If you’re like me (human) and this is your first holiday season after a death, divorce or loss, you’re likely trying to find ways to either skip festivities, pretend they aren’t coming, or you’re in complete denial. The rows of décor in all the stores send pangs of memories. It’s apparent that this season will be anything but easy as you leave the department store dabbing your eyes with tissue. This is grief. And although you’d like to push past it, it’s far too powerful. The waves of memories and floods of reality simply overtake you at times.
The truth is that the majority of people struggle during the first holidays after a loss. You should know that this is normal and to be expected. But, there are things you can do to prepare and help yourself and loved ones get through the holiday season when grief overshadows. Below are 10 excellent suggestions and tips to help you thrive and process grief more effectively during the holiday season.
1. Don’t isolate
You may not feel like being around others. You may cringe at the thought of having to talk to friends or family members. You’re hurting and you’d rather be alone. You’d rather not talk about it. But, isolation is dangerous when we grieve.
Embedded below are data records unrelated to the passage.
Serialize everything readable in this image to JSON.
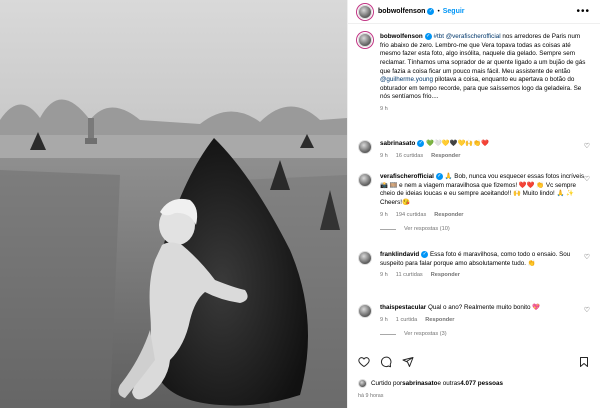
{
  "post": {
    "author": "bobwolfenson",
    "follow_label": "Seguir",
    "separator": "•",
    "more_label": "•••",
    "caption_hashtag": "#tbt",
    "caption_mention": "@verafischerofficial",
    "caption_text1": " nos arredores de Paris num frio abaixo de zero. Lembro-me que Vera topava todas as coisas até mesmo fazer esta foto, algo insólita, naquele dia gelado. Sempre sem reclamar. Tínhamos uma soprador de ar quente ligado a um bujão de gás que fazia a coisa ficar um pouco mais fácil. Meu assistente de então ",
    "caption_mention2": "@guilherme.young",
    "caption_text2": " pilotava a coisa, enquanto eu apertava o botão do obturador em tempo recorde, para que saíssemos logo da geladeira. Se nós sentíamos frio....",
    "caption_time": "9 h"
  },
  "comments": [
    {
      "user": "sabrinasato",
      "text": "💚🤍💛🖤💛🙌👏❤️",
      "time": "9 h",
      "likes": "16 curtidas",
      "reply": "Responder"
    },
    {
      "user": "verafischerofficial",
      "text": "🙏 Bob, nunca vou esquecer essas fotos incríveis 📸 🎞️ e nem a viagem maravilhosa que fizemos! ❤️❤️ 👏 Vc sempre cheio de ideias loucas e eu sempre aceitando!! 🙌 Muito lindo! 🙏 ✨ Cheers!😘",
      "time": "9 h",
      "likes": "194 curtidas",
      "reply": "Responder",
      "view_replies": "Ver respostas (10)"
    },
    {
      "user": "franklindavid",
      "text": "Essa foto é maravilhosa, como todo o ensaio. Sou suspeito para falar porque amo absolutamente tudo. 👏",
      "time": "9 h",
      "likes": "11 curtidas",
      "reply": "Responder"
    },
    {
      "user": "thaispestacular",
      "text": "Qual o ano? Realmente muito bonito 💖",
      "time": "9 h",
      "likes": "1 curtida",
      "reply": "Responder",
      "view_replies": "Ver respostas (3)"
    }
  ],
  "footer": {
    "liked_by_prefix": "Curtido por ",
    "liked_by_user": "sabrinasato",
    "liked_by_suffix": " e outras ",
    "liked_count": "4.077 pessoas",
    "time_ago": "há 9 horas"
  },
  "icons": {
    "heart": "heart-icon",
    "comment": "comment-icon",
    "share": "share-icon",
    "bookmark": "bookmark-icon",
    "verified": "verified-badge-icon"
  },
  "colors": {
    "accent": "#0095f6",
    "muted": "#737373",
    "mention": "#00376b"
  }
}
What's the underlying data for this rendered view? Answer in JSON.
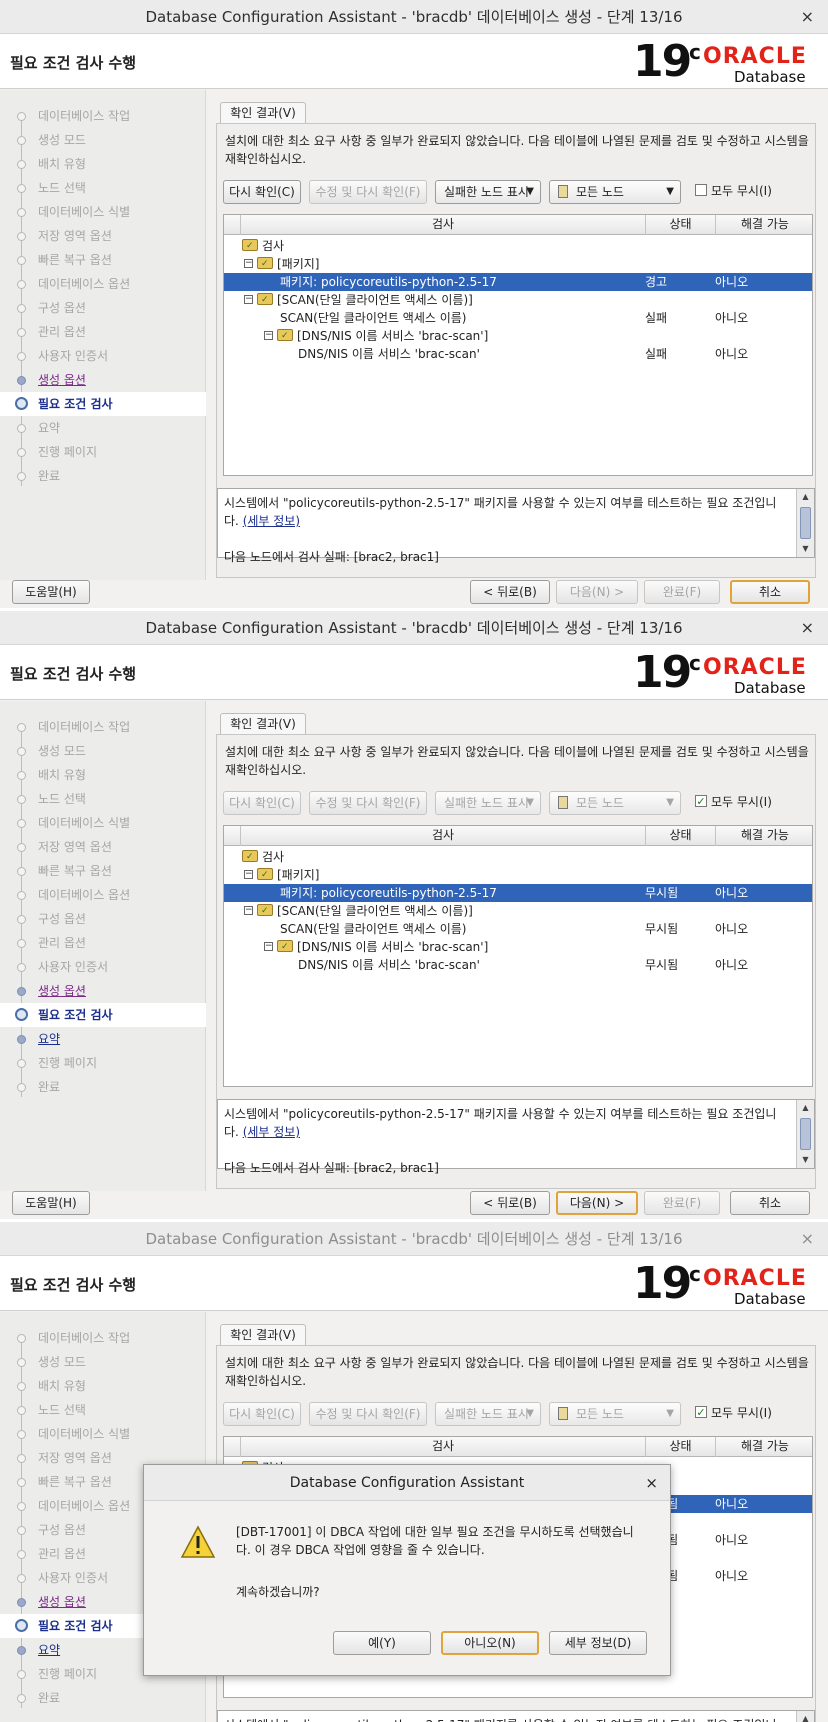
{
  "window": {
    "title": "Database Configuration Assistant - 'bracdb' 데이터베이스 생성 - 단계 13/16",
    "close_symbol": "×",
    "page_title": "필요 조건 검사 수행",
    "logo": {
      "version": "19",
      "version_suffix": "c",
      "brand": "ORACLE",
      "product": "Database",
      "brand_color": "#e2231a"
    }
  },
  "nav_items": [
    "데이터베이스 작업",
    "생성 모드",
    "배치 유형",
    "노드 선택",
    "데이터베이스 식별",
    "저장 영역 옵션",
    "빠른 복구 옵션",
    "데이터베이스 옵션",
    "구성 옵션",
    "관리 옵션",
    "사용자 인증서",
    "생성 옵션",
    "필요 조건 검사",
    "요약",
    "진행 페이지",
    "완료"
  ],
  "tab_label": "확인 결과(V)",
  "message": "설치에 대한 최소 요구 사항 중 일부가 완료되지 않았습니다. 다음 테이블에 나열된 문제를 검토 및 수정하고 시스템을 재확인하십시오.",
  "toolbar": {
    "recheck": "다시 확인(C)",
    "fix_recheck": "수정 및 다시 확인(F)",
    "show_failed": "실패한 노드 표시",
    "all_nodes": "모든 노드",
    "ignore_all": "모두 무시(I)"
  },
  "table": {
    "columns": [
      "검사",
      "상태",
      "해결 가능"
    ],
    "rows": [
      {
        "label": "검사"
      },
      {
        "label": "[패키지]"
      },
      {
        "label": "패키지: policycoreutils-python-2.5-17",
        "fix": "아니오"
      },
      {
        "label": "[SCAN(단일 클라이언트 액세스 이름)]"
      },
      {
        "label": "SCAN(단일 클라이언트 액세스 이름)",
        "fix": "아니오"
      },
      {
        "label": "[DNS/NIS 이름 서비스 'brac-scan']"
      },
      {
        "label": "DNS/NIS 이름 서비스 'brac-scan'",
        "fix": "아니오"
      }
    ]
  },
  "status": {
    "warning": "경고",
    "fail": "실패",
    "ignored": "무시됨"
  },
  "description": {
    "text": "시스템에서 \"policycoreutils-python-2.5-17\" 패키지를 사용할 수 있는지 여부를 테스트하는 필요 조건입니다.",
    "link": "(세부 정보)",
    "failed_nodes": "다음 노드에서 검사 실패: [brac2, brac1]"
  },
  "footer": {
    "help": "도움말(H)",
    "back": "< 뒤로(B)",
    "next": "다음(N) >",
    "finish": "완료(F)",
    "cancel": "취소"
  },
  "dialog": {
    "title": "Database Configuration Assistant",
    "message": "[DBT-17001] 이 DBCA 작업에 대한 일부 필요 조건을 무시하도록 선택했습니다. 이 경우 DBCA 작업에 영향을 줄 수 있습니다.",
    "question": "계속하겠습니까?",
    "yes": "예(Y)",
    "no": "아니오(N)",
    "details": "세부 정보(D)"
  },
  "colors": {
    "selection": "#2f64b8",
    "default_button_border": "#e0a43c",
    "link": "#1c2f8c",
    "visited_link": "#7b2b88"
  }
}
It increases the pro
bability of becoming severely depressed. Identify your support group. Perhaps you should join a grief or divorce recovery group. Tell close friends or family that you may need help or encouragement to not isolate. Remember that others have gone through grief before you. Allow them to help you as you travel on your own grief path.
2. Watch the food and alcohol consumption
Food and alcohol are typically abundant during the holiday season and can easily become the ‘go to’ coping mechanism for the grieving. (Darn dopamine!) Beyond the obvious repercussions of weight gain and potential addiction is the far more destructive one: numbing pain temporarily and beginning a pattern of never truly working through difficult emotions. Enjoy your holiday food and drink; but, keep it in check. Notice your eating and drinking patterns. Are you eating more or consuming more alcohol when you feel upset, angry or lonely? If so, begin to replace those negative coping skills with healthier ones. Try taking a walk outside, writing about your feelings, listening to uplifting music, or calling a friend instead.
3. Make a daily list of gratitude: Don’t succumb to self-pity
The practice of making a daily gratitude list can facilitate in the recognition of blessings and joys in everyday life. In self-pity mode we tend to focus on all that’s ‘wrong’ or ‘lacking’ in our world. Practicing intentional gratitude can promote the grieving through the holidays in a thankful attitude for all the goodness in the past, present blessings, and hope for the future.
4. Talk to the children about grief
Children are likely to be overlooked when there is death, divorce, or loss in a family. They may appear as if they are ‘just fine’ but most people aren’t aware that children often process emotions differently than adults. Children tend to talk much less about their feelings. Rather they will act them out in play, art, or behaviors. Compassionately talking with children to assure them that it’s ‘ok’ to feel sad, to talk about the person who is missing, or to express any emotions (in healthy ways) will increase the likeliness that they will feel understood and validated. Allow children to express their grief in their own way without judgment or expectations of what that should look like. Redirect destructive behaviors by verbalizing suggestions for healthy alternative coping skills. Focus on helping to identify the feelings they may be having. Playing with them will allow them to process through grief at their own pace. If you notice that there are major changes in sleeping, eating or behavioral patterns, it may be necessary to seek professional help.
5. Acknowledge and remember
It’s the elephant in the room. No one wants to say their name or bring attention to the obvious hole. The avoidance of talking about the person, the memories, the pain of the loss doesn’t help in the healing process. Instead, it may cause feelings of loneliness, frustration, or anger. Talk openly about the person who is missing. Acknowledge the pain of the holiday without them. Recall holiday memories. Give permission to yourself and others to embrace the grieving process by acknowledging and remembering.